I'm currently working on a server-side product which is a bit complex to deploy on a new server, which makes it an ideal candidate for testing out in a VM. We are already using Hudson as our CI system, and I would really like to be able to deploy a virtual machine image with the latest and greatest software as a build artifact.

So, how does one go about doing this exactly? What VM software is recommended for this purpose? How much scripting needs to be done to accomplish this? Are there any issues in particular when using Windows 2003 Server as the OS here?


Sorry to deny anyone an accepted answer here, but based on further research (thanks to your answers!), I've found a better solution and wanted to summarize what I've found.

First, both VirtualBox and VMWare Server are great products, and since both are free, each is worth evaluating. We've decided to go with VMWare Server, since it is a more established product and we can get support for it should we need. This is especially important since we are also considering distributing our software to clients as a VM instead of a special server installation, assuming that the overhead from the VMWare Player is not too high. Also, there is a VMWare scripting interface called VIX which one can use to directly install files to the VM without needing to install SSH or SFTP, which is a big advantage.

So our solution is basically as follows... first we create a "vanilla" VM image with OS, nothing else, and check it into the repository. Then, we write a script which acts as our installer, putting the artifacts created by Hudson on the VM. This script should have interfaces to copy files directly, over SFTP, and through VIX. This will allow us to continue distributing software directly on the target machine, or through a VM of our choice. This resulting image is then compressed and distributed as an artifact of the CI server.

  • VMWare Server reached End of Life in 2011. VMware Player is the new free offering, replacing VMWare Server. – David Smith Aug 12 '13 at 20:02

Regardless of the VM software (I can recommend VirtualBox, too) I think you are looking at the following scenario:

  1. Build is done
  2. CI launches virtual machine (or it is always running)
  3. CI uses scp/sftp to upload build into VM over the network
  4. CI uses the ssh (if available on target OS running in VM) or other remote command execution facility to trigger installation in the VM environment

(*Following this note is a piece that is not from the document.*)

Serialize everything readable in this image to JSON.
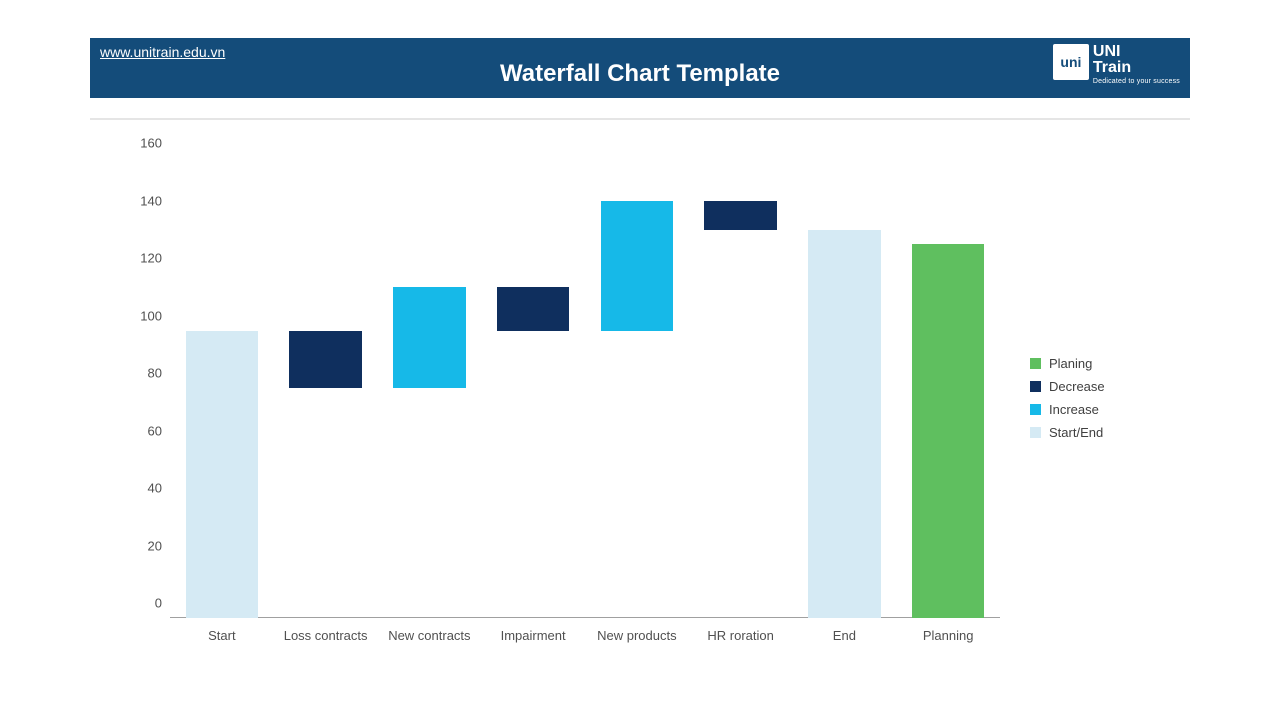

VMWare Server is free and a very stable product. It also gives you the ability to create snapshots of the VM slice and rollback to previous version of your virtual machine when needed. It will run fine on Win 2003.

In terms of provisioning new VM slices for your builds, you can simply copy and past the folder that contains the VMWare files, change the SID and IP of the new VM and you have a new machine. Takes 15 minutes depending on the size of your VM slice. No scripting required.


If you use VirtualBox, you'll want to look into running it headless, since it'll be on your server. Normally, VirtualBox runs as a desktop app, but it's possible to start VMs from the commandline and access the virtual machine over RDP.

VBoxManage startvm "Windows 2003 Server" -type vrdp

We are using Jenkins + Vagrant + Chef for this scenario.

So you can do the following process:

  • Version control your VM environment using vagrant provisioning scripts (Chef or Puppet)

  • Build your system using Jenkins/Hudson

  • Run your Vagrant script to fetch the last stable release from CI output

  • Save the VM state to reuse in future.




I'd recommend VirtualBox. It is free and has a well-defined programming interface, although I haven't personally used it in automated build situations.


Choosing VMWare is currently NOT a bad choice.

However, Just like VMWare gives support for VMWare server, SUN gives support for VirtualBOX.

  • I saw that VirtualBox was sponsored by Sun, but when you go to the website, the closest thing that one sees to a support page is the community forum. I don't think that this is exactly the same as VMWare, which is obviously more dedicated to this specific product. – Nik Reiman Oct 9 '08 at 11:53

You can also accomplish this task using VMWare Studio, which is also free. The basic workflow is this: 1. Create an XML file that describes your virtual machine 2. Use studio to create the shell. 3. Use VMWare server to provision the virtual machine.

Your Answer

By clicking “Post Your Answer”, you agree to our terms of service, privacy policy and cookie policy

Not the answer you're looking for? Browse other questions tagged or ask your own question.